> _Data about app and page elements_:
● ● ● ● ● ● ●

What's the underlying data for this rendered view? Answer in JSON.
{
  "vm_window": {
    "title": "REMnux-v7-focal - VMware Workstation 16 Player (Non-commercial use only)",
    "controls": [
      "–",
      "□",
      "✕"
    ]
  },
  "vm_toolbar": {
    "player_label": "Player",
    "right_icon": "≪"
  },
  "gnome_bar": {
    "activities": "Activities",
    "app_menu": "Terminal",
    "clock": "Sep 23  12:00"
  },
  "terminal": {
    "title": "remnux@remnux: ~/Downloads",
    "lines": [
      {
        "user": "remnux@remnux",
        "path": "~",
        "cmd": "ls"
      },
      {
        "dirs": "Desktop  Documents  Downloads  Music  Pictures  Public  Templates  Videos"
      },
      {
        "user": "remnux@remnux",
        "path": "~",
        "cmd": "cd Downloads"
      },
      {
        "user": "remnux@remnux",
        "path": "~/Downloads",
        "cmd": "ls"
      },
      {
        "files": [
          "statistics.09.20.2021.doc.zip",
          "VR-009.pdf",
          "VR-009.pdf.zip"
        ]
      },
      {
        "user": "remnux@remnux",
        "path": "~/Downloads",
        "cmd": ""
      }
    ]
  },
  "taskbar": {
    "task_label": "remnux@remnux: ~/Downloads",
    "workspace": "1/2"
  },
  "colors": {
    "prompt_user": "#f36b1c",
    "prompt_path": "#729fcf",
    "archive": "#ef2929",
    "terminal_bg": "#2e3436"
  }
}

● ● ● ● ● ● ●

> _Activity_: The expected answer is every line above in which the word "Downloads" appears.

> _Written answer_:
    "title": "remnux@remnux: ~/Downloads",
        "dirs": "Desktop  Documents  Downloads  Music  Pictures  Public  Templates  Videos"
        "cmd": "cd Downloads"
        "path": "~/Downloads",
        "path": "~/Downloads",
    "task_label": "remnux@remnux: ~/Downloads",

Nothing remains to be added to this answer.